Task material:
------------------------

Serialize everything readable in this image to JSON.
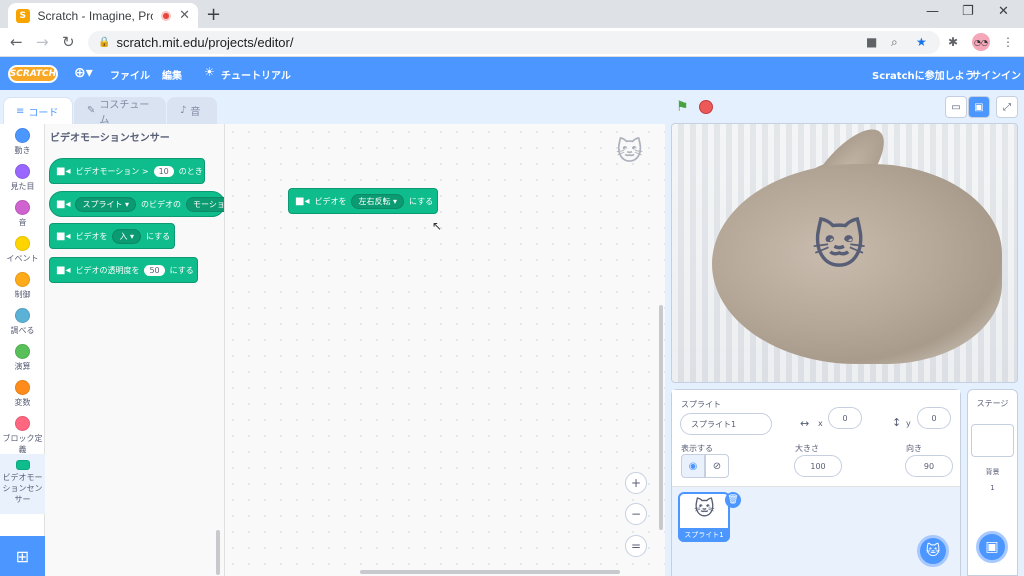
{
  "browser": {
    "tab_title": "Scratch - Imagine, Program, S",
    "favicon": "S",
    "url": "scratch.mit.edu/projects/editor/"
  },
  "menubar": {
    "logo": "SCRATCH",
    "file": "ファイル",
    "edit": "編集",
    "tutorial": "チュートリアル",
    "join": "Scratchに参加しよう",
    "signin": "サインイン"
  },
  "tabs": {
    "code": "コード",
    "costume": "コスチューム",
    "sound": "音"
  },
  "categories": [
    {
      "label": "動き",
      "color": "#4c97ff"
    },
    {
      "label": "見た目",
      "color": "#9966ff"
    },
    {
      "label": "音",
      "color": "#cf63cf"
    },
    {
      "label": "イベント",
      "color": "#ffd500"
    },
    {
      "label": "制御",
      "color": "#ffab19"
    },
    {
      "label": "調べる",
      "color": "#5cb1d6"
    },
    {
      "label": "演算",
      "color": "#59c059"
    },
    {
      "label": "変数",
      "color": "#ff8c1a"
    },
    {
      "label": "ブロック定義",
      "color": "#ff6680"
    },
    {
      "label": "ビデオモーションセンサー",
      "color": "#0fbd8c"
    }
  ],
  "palette": {
    "title": "ビデオモーションセンサー",
    "block1": {
      "text": "ビデオモーション >",
      "value": "10",
      "suffix": "のとき"
    },
    "block2": {
      "dd": "スプライト",
      "mid": "のビデオの",
      "dd2": "モーション"
    },
    "block3": {
      "text": "ビデオを",
      "dd": "入",
      "suffix": "にする"
    },
    "block4": {
      "text": "ビデオの透明度を",
      "value": "50",
      "suffix": "にする"
    }
  },
  "script": {
    "block": {
      "text": "ビデオを",
      "dd": "左右反転",
      "suffix": "にする"
    }
  },
  "sprite_info": {
    "sprite_label": "スプライト",
    "sprite_name": "スプライト1",
    "x_label": "x",
    "x": "0",
    "y_label": "y",
    "y": "0",
    "show_label": "表示する",
    "size_label": "大きさ",
    "size": "100",
    "direction_label": "向き",
    "direction": "90"
  },
  "sprite_list": {
    "item_name": "スプライト1"
  },
  "stage_pane": {
    "title": "ステージ",
    "backdrops_label": "背景",
    "backdrops_count": "1"
  },
  "colors": {
    "scratch_blue": "#4c97ff",
    "video_green": "#0fbd8c"
  }
}
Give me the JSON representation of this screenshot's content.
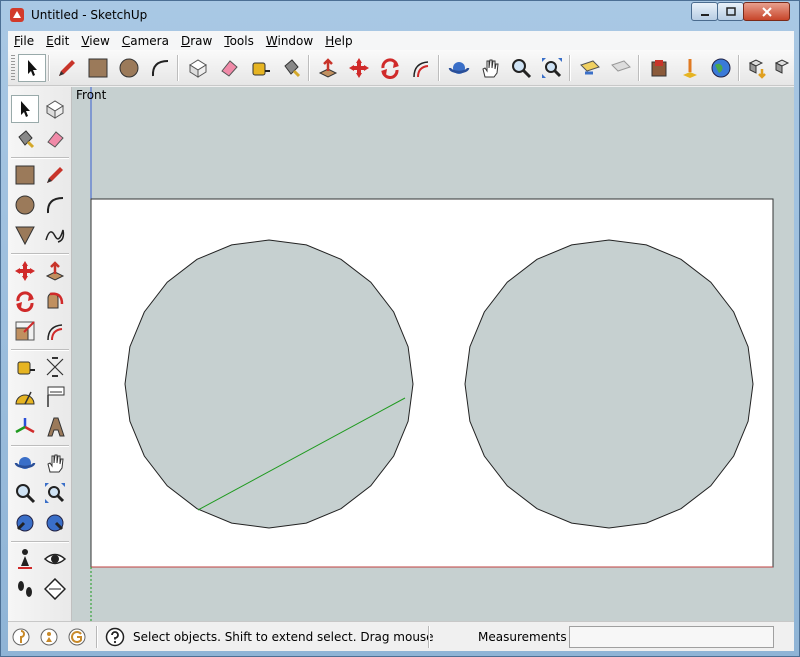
{
  "window": {
    "title": "Untitled - SketchUp"
  },
  "menu": {
    "items": [
      {
        "key": "F",
        "rest": "ile"
      },
      {
        "key": "E",
        "rest": "dit"
      },
      {
        "key": "V",
        "rest": "iew"
      },
      {
        "key": "C",
        "rest": "amera"
      },
      {
        "key": "D",
        "rest": "raw"
      },
      {
        "key": "T",
        "rest": "ools"
      },
      {
        "key": "W",
        "rest": "indow"
      },
      {
        "key": "H",
        "rest": "elp"
      }
    ]
  },
  "viewport": {
    "view_label": "Front"
  },
  "statusbar": {
    "help_text": "Select objects. Shift to extend select. Drag mouse",
    "measurements_label": "Measurements",
    "measurements_value": ""
  },
  "colors": {
    "viewport_bg": "#c6d0d0",
    "paper": "#ffffff",
    "circle_fill": "#c6d0d0",
    "edge": "#222222",
    "green_axis": "#1f9a1f"
  }
}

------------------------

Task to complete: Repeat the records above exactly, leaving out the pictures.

Task result:
Serialize everything readable in this image to JSON.
{
  "browser": {
    "tab_title": "Scratch - Imagine, Program, S",
    "favicon": "S",
    "url": "scratch.mit.edu/projects/editor/"
  },
  "menubar": {
    "logo": "SCRATCH",
    "file": "ファイル",
    "edit": "編集",
    "tutorial": "チュートリアル",
    "join": "Scratchに参加しよう",
    "signin": "サインイン"
  },
  "tabs": {
    "code": "コード",
    "costume": "コスチューム",
    "sound": "音"
  },
  "categories": [
    {
      "label": "動き",
      "color": "#4c97ff"
    },
    {
      "label": "見た目",
      "color": "#9966ff"
    },
    {
      "label": "音",
      "color": "#cf63cf"
    },
    {
      "label": "イベント",
      "color": "#ffd500"
    },
    {
      "label": "制御",
      "color": "#ffab19"
    },
    {
      "label": "調べる",
      "color": "#5cb1d6"
    },
    {
      "label": "演算",
      "color": "#59c059"
    },
    {
      "label": "変数",
      "color": "#ff8c1a"
    },
    {
      "label": "ブロック定義",
      "color": "#ff6680"
    },
    {
      "label": "ビデオモーションセンサー",
      "color": "#0fbd8c"
    }
  ],
  "palette": {
    "title": "ビデオモーションセンサー",
    "block1": {
      "text": "ビデオモーション >",
      "value": "10",
      "suffix": "のとき"
    },
    "block2": {
      "dd": "スプライト",
      "mid": "のビデオの",
      "dd2": "モーション"
    },
    "block3": {
      "text": "ビデオを",
      "dd": "入",
      "suffix": "にする"
    },
    "block4": {
      "text": "ビデオの透明度を",
      "value": "50",
      "suffix": "にする"
    }
  },
  "script": {
    "block": {
      "text": "ビデオを",
      "dd": "左右反転",
      "suffix": "にする"
    }
  },
  "sprite_info": {
    "sprite_label": "スプライト",
    "sprite_name": "スプライト1",
    "x_label": "x",
    "x": "0",
    "y_label": "y",
    "y": "0",
    "show_label": "表示する",
    "size_label": "大きさ",
    "size": "100",
    "direction_label": "向き",
    "direction": "90"
  },
  "sprite_list": {
    "item_name": "スプライト1"
  },
  "stage_pane": {
    "title": "ステージ",
    "backdrops_label": "背景",
    "backdrops_count": "1"
  },
  "colors": {
    "scratch_blue": "#4c97ff",
    "video_green": "#0fbd8c"
  }
}
Give me the JSON representation of this screenshot's content.
{
  "window": {
    "title": "Untitled - SketchUp"
  },
  "menu": {
    "items": [
      {
        "key": "F",
        "rest": "ile"
      },
      {
        "key": "E",
        "rest": "dit"
      },
      {
        "key": "V",
        "rest": "iew"
      },
      {
        "key": "C",
        "rest": "amera"
      },
      {
        "key": "D",
        "rest": "raw"
      },
      {
        "key": "T",
        "rest": "ools"
      },
      {
        "key": "W",
        "rest": "indow"
      },
      {
        "key": "H",
        "rest": "elp"
      }
    ]
  },
  "viewport": {
    "view_label": "Front"
  },
  "statusbar": {
    "help_text": "Select objects. Shift to extend select. Drag mouse",
    "measurements_label": "Measurements",
    "measurements_value": ""
  },
  "colors": {
    "viewport_bg": "#c6d0d0",
    "paper": "#ffffff",
    "circle_fill": "#c6d0d0",
    "edge": "#222222",
    "green_axis": "#1f9a1f"
  }
}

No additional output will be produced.